When historical fact and fiction combine, who gets to decide where the lines are drawn? What about when fictional characters interact with real people from history — like, say, Franz Kafka?
These questions and others confront visitors to “Through the Eyes of Rachel Marker,” an exhibition by noted Berkeley writer and art historian Moira Roth that opened Jan. 22 at the Magnes Collection of Jewish Life and Art in Berkeley.
In the “literary installation,” as the Magnes is calling it, the fictional protagonist Rachel Marker is a Czech Jew living throughout Europe — Prague, Paris, Berlin — in the first half of the 20th century. Marker, a poet and playwright, documents her experiences through notes, photographs and artifacts, including a series of letters to the then-recently-deceased Franz Kafka, describing the rise of fascism in her native country, her daily life, and run-ins with other historical figures such as Gertrude Stein.
Curated by museum director Alla Efimova, the exhibition — which winds around one large gallery room — also includes film and audio components. In one corner, a writing desk invites visitors to sit and write their own thoughts or letters and post them on a nearby bulletin board; Roth plans to incorporate visitors’ experiences into her next installment of writing about Marker. The exhibition brochure includes a timeline of historical events in Eastern Europe to which Marker bore witness.
The exhibition is the culmination of more than a decade of work — including published short stories and essays, as well as short plays that have been staged around the Bay Area — by Roth, all featuring Marker as the main character.
“I get very inspired when I travel,” says Roth, 79, of the sprawling geographical course charted by Marker — which is, of course, similar to the research trips Roth herself took from around 2001 to 2004, when she began Marker’s narrative. “I was in Berlin in 2001, and I was just walking endlessly.
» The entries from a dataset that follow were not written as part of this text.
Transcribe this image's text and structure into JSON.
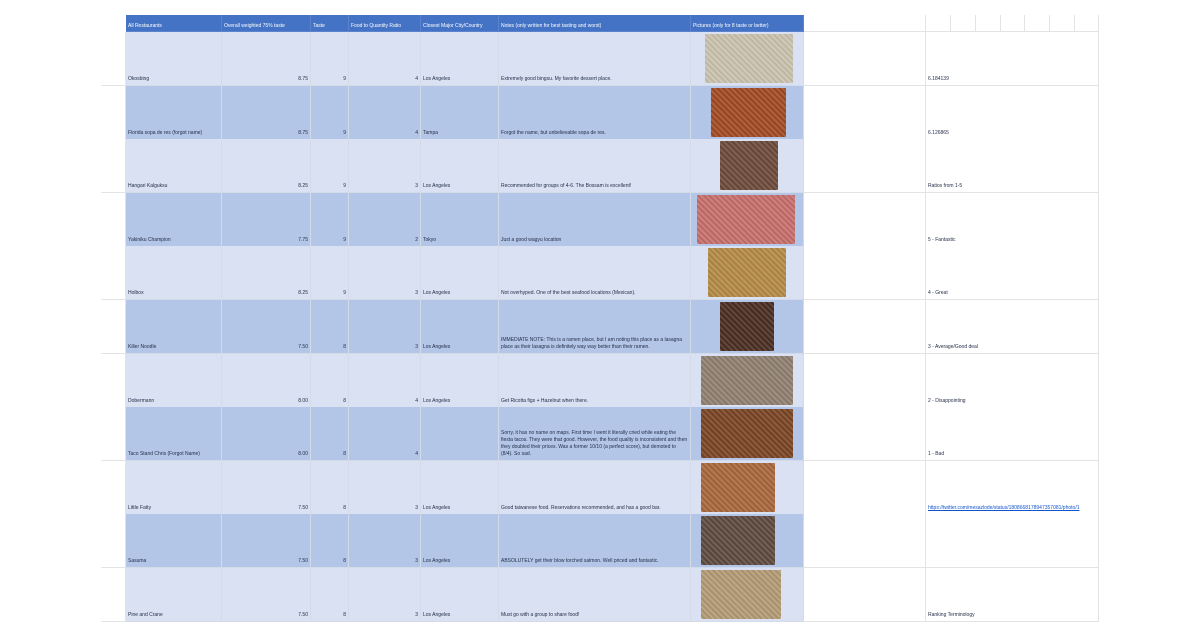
{
  "sheet": {
    "headers": [
      "All Restaurants",
      "Overall weighted 75% taste",
      "Taste",
      "Food to Quantity Ratio",
      "Closest Major City/Country",
      "Notes (only written for best tasting and worst)",
      "Pictures (only for 8 taste or better)"
    ],
    "rows": [
      {
        "name": "Okosbing",
        "overall": "8.75",
        "taste": "9",
        "ratio": "4",
        "city": "Los Angeles",
        "notes": "Extremely good bingsu. My favorite dessert place.",
        "side": "6.184139",
        "pic_color": "#c9c2ae"
      },
      {
        "name": "Florida sopa de res (forgot name)",
        "overall": "8.75",
        "taste": "9",
        "ratio": "4",
        "city": "Tampa",
        "notes": "Forgot the name, but unbelievable sopa de res.",
        "side": "6.126865",
        "pic_color": "#a24a22"
      },
      {
        "name": "Hangari Kalguksu",
        "overall": "8.25",
        "taste": "9",
        "ratio": "3",
        "city": "Los Angeles",
        "notes": "Recommended for groups of 4-6. The Bossam is excellent!",
        "side": "Ratios from 1-5",
        "pic_color": "#6b4a3a"
      },
      {
        "name": "Yakiniku Champion",
        "overall": "7.75",
        "taste": "9",
        "ratio": "2",
        "city": "Tokyo",
        "notes": "Just a good wagyu location",
        "side": "5 - Fantastic",
        "pic_color": "#c66f6b"
      },
      {
        "name": "Holbox",
        "overall": "8.25",
        "taste": "9",
        "ratio": "3",
        "city": "Los Angeles",
        "notes": "Not overhyped. One of the best seafood locations (Mexican).",
        "side": "4 - Great",
        "pic_color": "#b48a45"
      },
      {
        "name": "Killer Noodle",
        "overall": "7.50",
        "taste": "8",
        "ratio": "3",
        "city": "Los Angeles",
        "notes": "IMMEDIATE NOTE: This is a ramen place, but I am noting this place as a lasagna place as their lasagna is definitely way way better than their ramen.",
        "side": "3 - Average/Good deal",
        "pic_color": "#4a2e22"
      },
      {
        "name": "Dobermann",
        "overall": "8.00",
        "taste": "8",
        "ratio": "4",
        "city": "Los Angeles",
        "notes": "Get Ricotta figs + Hazelnut when there.",
        "side": "2 - Disappointing",
        "pic_color": "#8f8071"
      },
      {
        "name": "Taco Stand Chris (Forgot Name)",
        "overall": "8.00",
        "taste": "8",
        "ratio": "4",
        "city": "",
        "notes": "Sorry, it has no name on maps. First time I went it literally cried while eating the fiesta tacos. They were that good. However, the food quality is inconsistent and then they doubled their prices. Was a former 10/10 (a perfect score), but demoted to (8/4). So sad.",
        "side": "1 - Bad",
        "pic_color": "#7a4424"
      },
      {
        "name": "Little Fatty",
        "overall": "7.50",
        "taste": "8",
        "ratio": "3",
        "city": "Los Angeles",
        "notes": "Good taiwanese food. Reservations recommended, and has a good bar.",
        "side": "https://twitter.com/mesazlode/status/1808668178947357081/photo/1",
        "side_link": true,
        "pic_color": "#a8673c"
      },
      {
        "name": "Sasuma",
        "overall": "7.50",
        "taste": "8",
        "ratio": "3",
        "city": "Los Angeles",
        "notes": "ABSOLUTELY get their blow torched salmon. Well priced and fantastic.",
        "side": "",
        "pic_color": "#5d4a40"
      },
      {
        "name": "Pine and Crane",
        "overall": "7.50",
        "taste": "8",
        "ratio": "3",
        "city": "Los Angeles",
        "notes": "Must go with a group to share food!",
        "side": "Ranking Terminology",
        "pic_color": "#b39a74"
      }
    ]
  }
}
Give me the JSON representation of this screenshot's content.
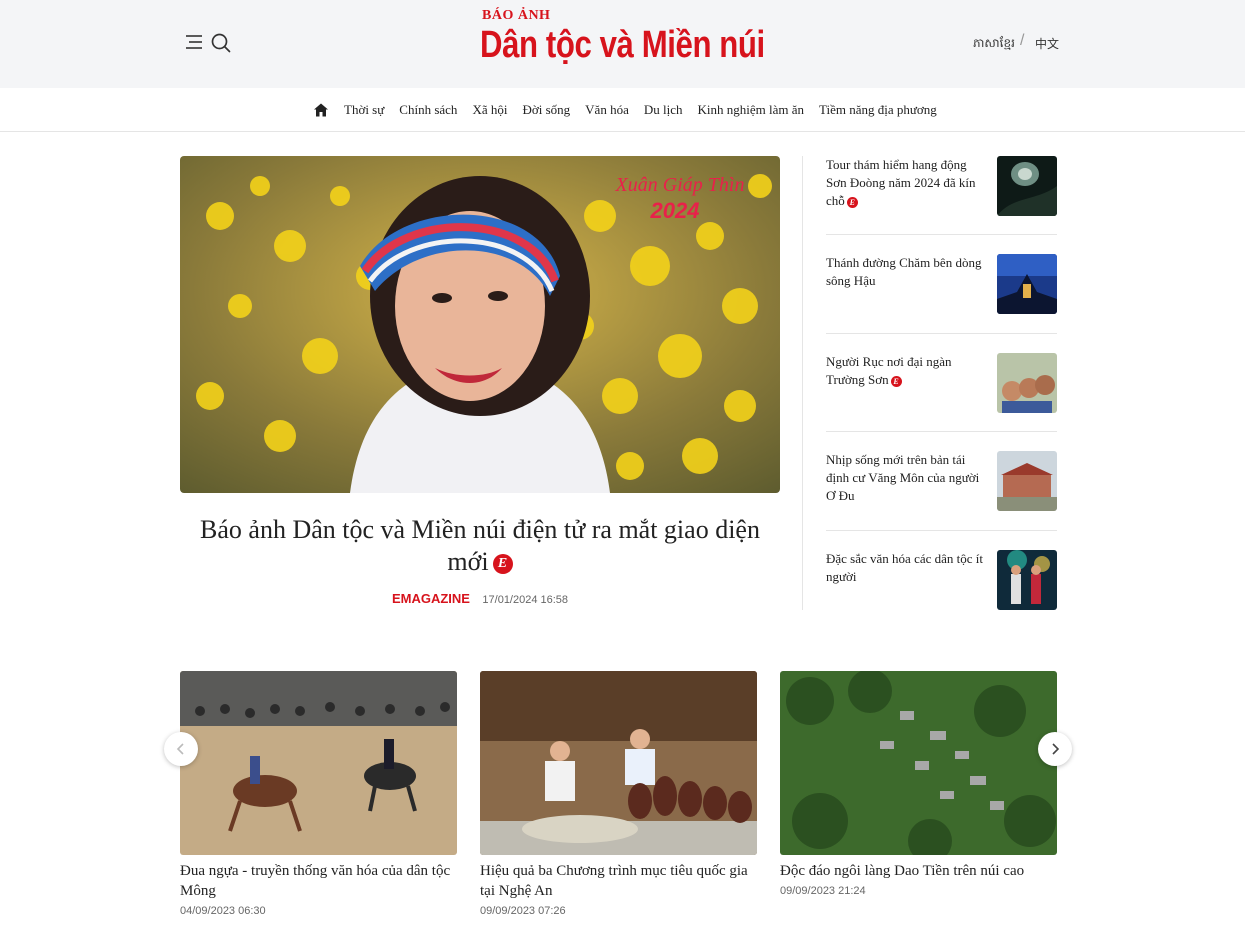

I had a camera when, by mistake, I took a picture of my shadow by [playwright Bertol] Brecht’s grave … and it all just started coming to me.”
Born in England in 1933, Roth attended the London School of Economics before moving to the United States, where she earned a bachelor’s degree from New York University and both a master’s and a Ph.D. from U.C. Berkeley. She taught at three U.C. campuses before landing at Oakland’s Mills College in 1985, where she now holds the Trefethen Endowed Chair in Art History. (While putting the final touches on this exhibition, she was readying the syllabus for her contemporary art history class.)
Roth is not Jewish, but has been fascinated by Eastern European Jewish history and literature for decades. Efimova says that, for her, the root of that interest is one of the most compelling aspects of the exhibition.
“The fact that [Roth] identifies so deeply with this fictional Jewish character, that’s been very interesting to me from the start,” says Efimova, who helped put together a staged reading of part of the Marker narrative with Roth in 2006. “Especially when you combine that with the interplay between fiction and autobiography and nonfiction, there are so many questions about identity at work here.”
Roth, who grew up outside London during World War II, says she’s well aware of how her background has inspired her writing. Her parents divorced when Roth was young, and her mother, who was “well off, with a big house” placed an ad in the paper announcing that refugees of any race or religion were welcome to come and stay with her. As a result, says Roth, “I was very connected with European Jews from the time I was very young.”
Among those who came to the Roth household was Rose Hacker, one of the two real Jewish women whom Roth credits with much of the inspiration for Marker. A prolific writer, feminist, pacifist and active socialist who wrote newspaper op-eds until her death at age 101, Hacker came to live with the Roths as a young woman and eventually became the younger writer’s “unofficially adopted mother.” The exhibition is dedicated to her memory.
The other nonfictional woman with a strong presence in Marker’s story is Alice Herz-Sommer, the world’s oldest known Holocaust survivor at 109. Originally from Prague, Herz-Sommer met Kafka, a family friend, as a child. She became a well-known pianist in the 1920s and 30s, before being sent to the Theresienstadt concentration camp with her son. She now lives in London and, says Roth — who counts her as a close friend — she still plays the piano daily. Video and audio of Herz-Sommer playing greet visitors to the Magnes exhibition, setting the tone for entering Rachel Marker’s world.
Roth’s identity seeps into the narrative in places as well — an old passport photo of hers is among the artifacts on display and a character named “Moira Marker” appeared in Rachel’s story about five years ago. The story has been taking shape for almost 12 years now, with excerpts having been published and performed, and Roth envisions the narrative will eventually turn into a book. But for now, the writer is reveling in the story as it stands — and she says it has taken on a life of its own.
“It’s been almost eerie watching the exhibition go up, especially with all the visual elements — I, like anyone, can wander around it and be in Prague in 1924 and then in London in 2012,” says Roth. “Who knows what will come up next?”
“Through the Eyes of Rachel Marker” is on view through June 28 at the Magnes Collection of Jewish Art and Life, 2121 Allston Way, Berkeley. Galleries are open Tuesday through Friday from 11 a.m. to 4 p.m. www.magnes.org